Information below:

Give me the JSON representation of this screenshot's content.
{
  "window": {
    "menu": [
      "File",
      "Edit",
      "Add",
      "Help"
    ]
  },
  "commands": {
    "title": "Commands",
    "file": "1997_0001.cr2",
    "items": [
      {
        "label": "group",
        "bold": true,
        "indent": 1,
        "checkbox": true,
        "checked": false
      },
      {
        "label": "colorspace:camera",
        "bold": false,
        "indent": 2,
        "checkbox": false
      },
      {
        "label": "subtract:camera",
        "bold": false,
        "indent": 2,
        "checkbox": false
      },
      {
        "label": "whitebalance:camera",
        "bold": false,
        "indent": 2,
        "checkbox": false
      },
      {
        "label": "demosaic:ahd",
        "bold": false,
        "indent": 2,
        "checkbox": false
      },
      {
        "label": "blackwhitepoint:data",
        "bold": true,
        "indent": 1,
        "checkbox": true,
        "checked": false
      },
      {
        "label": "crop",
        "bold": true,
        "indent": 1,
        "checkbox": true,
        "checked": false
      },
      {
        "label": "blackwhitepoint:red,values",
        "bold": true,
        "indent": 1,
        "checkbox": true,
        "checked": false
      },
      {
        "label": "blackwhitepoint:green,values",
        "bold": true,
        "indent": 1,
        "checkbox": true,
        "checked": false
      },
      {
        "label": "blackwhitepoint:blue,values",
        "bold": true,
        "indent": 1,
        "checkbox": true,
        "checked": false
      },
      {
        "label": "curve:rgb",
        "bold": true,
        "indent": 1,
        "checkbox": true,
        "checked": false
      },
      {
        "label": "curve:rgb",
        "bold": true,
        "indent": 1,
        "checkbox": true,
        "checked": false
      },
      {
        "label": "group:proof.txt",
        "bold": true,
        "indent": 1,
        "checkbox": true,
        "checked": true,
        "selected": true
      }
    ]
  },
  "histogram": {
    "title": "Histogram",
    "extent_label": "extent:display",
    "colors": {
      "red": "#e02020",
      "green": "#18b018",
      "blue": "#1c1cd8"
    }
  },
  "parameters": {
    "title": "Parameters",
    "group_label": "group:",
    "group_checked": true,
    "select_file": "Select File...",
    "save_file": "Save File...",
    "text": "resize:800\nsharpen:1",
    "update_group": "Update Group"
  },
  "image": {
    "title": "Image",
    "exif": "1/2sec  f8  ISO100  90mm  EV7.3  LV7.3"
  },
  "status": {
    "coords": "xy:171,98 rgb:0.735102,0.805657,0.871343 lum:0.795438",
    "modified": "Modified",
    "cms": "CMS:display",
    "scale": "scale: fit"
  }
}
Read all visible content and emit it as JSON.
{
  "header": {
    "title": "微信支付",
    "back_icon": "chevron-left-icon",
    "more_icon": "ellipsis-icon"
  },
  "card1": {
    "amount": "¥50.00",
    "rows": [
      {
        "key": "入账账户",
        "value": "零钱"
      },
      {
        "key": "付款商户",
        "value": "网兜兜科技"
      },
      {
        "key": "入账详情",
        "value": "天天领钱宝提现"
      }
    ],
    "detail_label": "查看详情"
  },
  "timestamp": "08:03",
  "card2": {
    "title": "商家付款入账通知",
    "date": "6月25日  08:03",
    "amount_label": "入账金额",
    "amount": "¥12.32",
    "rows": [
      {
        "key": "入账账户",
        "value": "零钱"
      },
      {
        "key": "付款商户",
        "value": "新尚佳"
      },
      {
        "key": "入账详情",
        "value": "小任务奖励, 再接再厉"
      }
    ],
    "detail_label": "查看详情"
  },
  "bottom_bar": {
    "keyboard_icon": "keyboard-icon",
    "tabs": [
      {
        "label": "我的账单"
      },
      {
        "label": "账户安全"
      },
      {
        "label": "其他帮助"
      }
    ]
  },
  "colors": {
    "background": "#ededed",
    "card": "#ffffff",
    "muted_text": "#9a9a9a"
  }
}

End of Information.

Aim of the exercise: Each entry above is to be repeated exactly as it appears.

Answer to the exercise:
Give me the JSON representation of this screenshot's content.
{
  "window": {
    "menu": [
      "File",
      "Edit",
      "Add",
      "Help"
    ]
  },
  "commands": {
    "title": "Commands",
    "file": "1997_0001.cr2",
    "items": [
      {
        "label": "group",
        "bold": true,
        "indent": 1,
        "checkbox": true,
        "checked": false
      },
      {
        "label": "colorspace:camera",
        "bold": false,
        "indent": 2,
        "checkbox": false
      },
      {
        "label": "subtract:camera",
        "bold": false,
        "indent": 2,
        "checkbox": false
      },
      {
        "label": "whitebalance:camera",
        "bold": false,
        "indent": 2,
        "checkbox": false
      },
      {
        "label": "demosaic:ahd",
        "bold": false,
        "indent": 2,
        "checkbox": false
      },
      {
        "label": "blackwhitepoint:data",
        "bold": true,
        "indent": 1,
        "checkbox": true,
        "checked": false
      },
      {
        "label": "crop",
        "bold": true,
        "indent": 1,
        "checkbox": true,
        "checked": false
      },
      {
        "label": "blackwhitepoint:red,values",
        "bold": true,
        "indent": 1,
        "checkbox": true,
        "checked": false
      },
      {
        "label": "blackwhitepoint:green,values",
        "bold": true,
        "indent": 1,
        "checkbox": true,
        "checked": false
      },
      {
        "label": "blackwhitepoint:blue,values",
        "bold": true,
        "indent": 1,
        "checkbox": true,
        "checked": false
      },
      {
        "label": "curve:rgb",
        "bold": true,
        "indent": 1,
        "checkbox": true,
        "checked": false
      },
      {
        "label": "curve:rgb",
        "bold": true,
        "indent": 1,
        "checkbox": true,
        "checked": false
      },
      {
        "label": "group:proof.txt",
        "bold": true,
        "indent": 1,
        "checkbox": true,
        "checked": true,
        "selected": true
      }
    ]
  },
  "histogram": {
    "title": "Histogram",
    "extent_label": "extent:display",
    "colors": {
      "red": "#e02020",
      "green": "#18b018",
      "blue": "#1c1cd8"
    }
  },
  "parameters": {
    "title": "Parameters",
    "group_label": "group:",
    "group_checked": true,
    "select_file": "Select File...",
    "save_file": "Save File...",
    "text": "resize:800\nsharpen:1",
    "update_group": "Update Group"
  },
  "image": {
    "title": "Image",
    "exif": "1/2sec  f8  ISO100  90mm  EV7.3  LV7.3"
  },
  "status": {
    "coords": "xy:171,98 rgb:0.735102,0.805657,0.871343 lum:0.795438",
    "modified": "Modified",
    "cms": "CMS:display",
    "scale": "scale: fit"
  }
}
Read all visible content and emit it as JSON.
{
  "header": {
    "title": "微信支付",
    "back_icon": "chevron-left-icon",
    "more_icon": "ellipsis-icon"
  },
  "card1": {
    "amount": "¥50.00",
    "rows": [
      {
        "key": "入账账户",
        "value": "零钱"
      },
      {
        "key": "付款商户",
        "value": "网兜兜科技"
      },
      {
        "key": "入账详情",
        "value": "天天领钱宝提现"
      }
    ],
    "detail_label": "查看详情"
  },
  "timestamp": "08:03",
  "card2": {
    "title": "商家付款入账通知",
    "date": "6月25日  08:03",
    "amount_label": "入账金额",
    "amount": "¥12.32",
    "rows": [
      {
        "key": "入账账户",
        "value": "零钱"
      },
      {
        "key": "付款商户",
        "value": "新尚佳"
      },
      {
        "key": "入账详情",
        "value": "小任务奖励, 再接再厉"
      }
    ],
    "detail_label": "查看详情"
  },
  "bottom_bar": {
    "keyboard_icon": "keyboard-icon",
    "tabs": [
      {
        "label": "我的账单"
      },
      {
        "label": "账户安全"
      },
      {
        "label": "其他帮助"
      }
    ]
  },
  "colors": {
    "background": "#ededed",
    "card": "#ffffff",
    "muted_text": "#9a9a9a"
  }
}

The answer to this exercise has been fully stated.